It's summer. That means spring thaw is over, tan lines are in, and mountain bike parks across North America are opening for the season. But when it comes to choosing a park, a lot of riders don't know where to turn. We decided to pick up the slack on this one and break down, region by region, the best bike parks in North America.
First up: the Northeast. Characterized by thickly wooded forests and root-laden single track, the region plays home to several first class parks within easy driving distance of major cities. While the mountain bike world is starting to recognize the East as a legitimate scene, Northeasterners would argue it has been there all along, you just needed to know where to look.
5. Killington Mountain Bike Park, Vermont
Killington‘s Bike Park spreads the wealth, stretching 45 miles of trails over five mountain areas and 1,700 vertical feet. Take your mountain bike on the gondola and ride downhill or challenge yourself on the areas collection of cross country trails. According to Sicklines.com, Killington's, "high amount of elevation coupled with the layout of the mountain lends itself to some very long runs," with nearly half-hour descents between trips up the K1 Gondola. For those just learning to ride, Killington offers small group lessons and protective gear, and for the more experienced, mountain tours with local riders are also available. Often overshadowed by its winter operations, Killington Mountain Bike Park is a Green Mountain staple.
Day Pass: $35
4. Mountain Creek Bike Park, New Jersey
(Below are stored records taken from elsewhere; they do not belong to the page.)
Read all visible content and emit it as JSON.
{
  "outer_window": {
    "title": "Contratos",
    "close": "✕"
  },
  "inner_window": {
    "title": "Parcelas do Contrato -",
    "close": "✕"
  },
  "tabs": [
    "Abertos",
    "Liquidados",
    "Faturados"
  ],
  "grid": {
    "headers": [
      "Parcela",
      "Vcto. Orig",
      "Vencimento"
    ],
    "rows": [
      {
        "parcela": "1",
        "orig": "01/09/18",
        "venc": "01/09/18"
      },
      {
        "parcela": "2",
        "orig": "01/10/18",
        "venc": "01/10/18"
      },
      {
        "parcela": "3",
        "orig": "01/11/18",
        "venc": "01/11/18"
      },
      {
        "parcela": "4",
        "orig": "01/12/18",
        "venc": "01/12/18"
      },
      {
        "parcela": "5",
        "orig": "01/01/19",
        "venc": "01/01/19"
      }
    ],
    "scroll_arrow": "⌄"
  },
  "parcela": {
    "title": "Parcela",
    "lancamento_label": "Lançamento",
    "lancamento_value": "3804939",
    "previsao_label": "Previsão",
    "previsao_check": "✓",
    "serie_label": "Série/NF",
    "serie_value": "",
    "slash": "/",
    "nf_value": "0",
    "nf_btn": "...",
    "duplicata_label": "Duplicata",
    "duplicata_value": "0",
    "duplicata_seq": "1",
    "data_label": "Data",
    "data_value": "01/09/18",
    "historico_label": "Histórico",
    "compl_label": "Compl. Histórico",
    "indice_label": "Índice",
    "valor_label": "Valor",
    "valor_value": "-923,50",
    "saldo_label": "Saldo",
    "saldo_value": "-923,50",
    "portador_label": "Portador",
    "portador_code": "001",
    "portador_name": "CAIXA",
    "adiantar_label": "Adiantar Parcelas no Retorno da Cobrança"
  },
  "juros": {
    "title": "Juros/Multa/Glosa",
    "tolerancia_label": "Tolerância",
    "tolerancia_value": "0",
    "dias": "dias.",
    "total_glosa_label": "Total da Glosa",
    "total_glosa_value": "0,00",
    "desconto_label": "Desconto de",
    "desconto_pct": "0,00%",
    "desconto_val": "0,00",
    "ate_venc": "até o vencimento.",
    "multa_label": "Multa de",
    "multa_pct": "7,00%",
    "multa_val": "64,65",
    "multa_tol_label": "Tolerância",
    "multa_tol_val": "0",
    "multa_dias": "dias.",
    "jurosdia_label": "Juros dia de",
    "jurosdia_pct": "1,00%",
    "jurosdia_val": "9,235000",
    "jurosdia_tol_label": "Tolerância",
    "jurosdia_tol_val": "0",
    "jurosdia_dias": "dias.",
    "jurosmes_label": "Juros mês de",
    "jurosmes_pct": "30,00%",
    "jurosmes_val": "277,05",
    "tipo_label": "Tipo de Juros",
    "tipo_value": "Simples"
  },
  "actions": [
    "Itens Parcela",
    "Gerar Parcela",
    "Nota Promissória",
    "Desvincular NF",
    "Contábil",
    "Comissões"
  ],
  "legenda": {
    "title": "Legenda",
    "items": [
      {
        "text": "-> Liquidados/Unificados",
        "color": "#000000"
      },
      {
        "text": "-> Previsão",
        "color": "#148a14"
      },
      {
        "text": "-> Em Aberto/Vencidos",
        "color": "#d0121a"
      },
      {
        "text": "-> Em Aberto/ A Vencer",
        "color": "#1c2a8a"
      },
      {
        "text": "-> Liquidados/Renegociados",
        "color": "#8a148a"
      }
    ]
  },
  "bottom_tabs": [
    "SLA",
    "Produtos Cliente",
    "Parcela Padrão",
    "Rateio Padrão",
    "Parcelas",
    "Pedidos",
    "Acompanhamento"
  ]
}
Only an hour outside of New York City, Mountain Creek Bike Park offers the longest lift-serviced riding season in North America (May to November) and 1,040 feet of vertical drop. The park features 46 downhill and freeride trails, and though 30 percent of the mountain is beginner and intermediate terrain, Mountain Creek is built for rippers. Over 60 freestyle features are intermixed with natural drops and steep single track, and Mountain Creek also has an air bag for freestyle riders on top of 10 miles of cross country trails. Singletracks.com sums up the Mountain Creek experience nicely, "If you have the skills…this place will tame just about anyone!"
Day Pass: $39.99
3. Plattekill Mountain Bike Park, New York
Haven't heard of Platekill Mountain in upstate New York? Good, that's just the way the local riders like it. Plattekill Mountain Bike Park is located in the Catskill Mountains, and was one of the first lift-serviced bike parks in the Northeast. Now in its 19th season, the area has over 60 miles of terrain, including steep chutes, loose shale, and large drops that will keep experts entertained for days. For the less insanity-inclined, Plattekill offers a "Learn to Mountain Bike" package and several summer camp programs during the summer. Known as a "rider's mountain,” Plattekill plays host to big name races every year, including a four-race series sanctioned by USA Cycling. The mountain is split up into two sides, with one side mostly rock and the other more dirt riding amongst tree cover and brush. Look for a new two-mile beginner trail for the 2013 season.
Day Pass: $35
2. Highland Mountain Bike Park, New Hampshire
Located just 90 minutes outside of Boston, New Hampshire's Highland Mountain Bike Park is a freerider's dream, with over 20 miles of progressive terrain. Home to a series of technical North Shore-esque trails, table-top jump lines, and downhill trails with some serious flow, Highland Mountain attracts an electric crowd of freeriders ranging from beginner to professional. Every July Highland Mountain hosts the Claymore Challenge, a slopestyle and best trick competition that is considered one of the most fun stops on the Freeride Mountain Bike World Tour. The mountain also features a kids zone, slalom course, and even a dirt halfpipe. For those looking to take their tricks to the next level, an air bag is also available at the base area.
Fun on the trail isn't limited to the U.S., just ask Quebec resort Mont-Sainte-Anne. Mont-Sainte-Anne's Mountain Bike Park is the largest trail network in Eastern Canada with over 120km (75 miles) of cross country trails, 25km (15 miles) of downhill, and 9km (5 miles) of enduro trails. In addition, the area features a pump track with banked turns and rollers at the base of the mountain. Described as the "Mecca of mountain biking" by WorldBikeParks.com, Mont-Sainte-Anne has hosted several World Cup events and has enough diverse terrain to keep beginners and experts equally satisfied. New this season, the Canadian bike park adds four cross country trails and 5km to its extensive trail system. Unfortunately, due to heavy rains, downhill trails won't be open until mid-July. Still, just 30 minutes from Quebec City, Mont-Sainte-Anne's access is hard to beat.
Day Pass (lift access/no lift access): $40/$9 CDN
Honorable Mention: Sunday River, Maine. Vast improvements over the past few years have put the Maine resort and its 30 trails back on the map.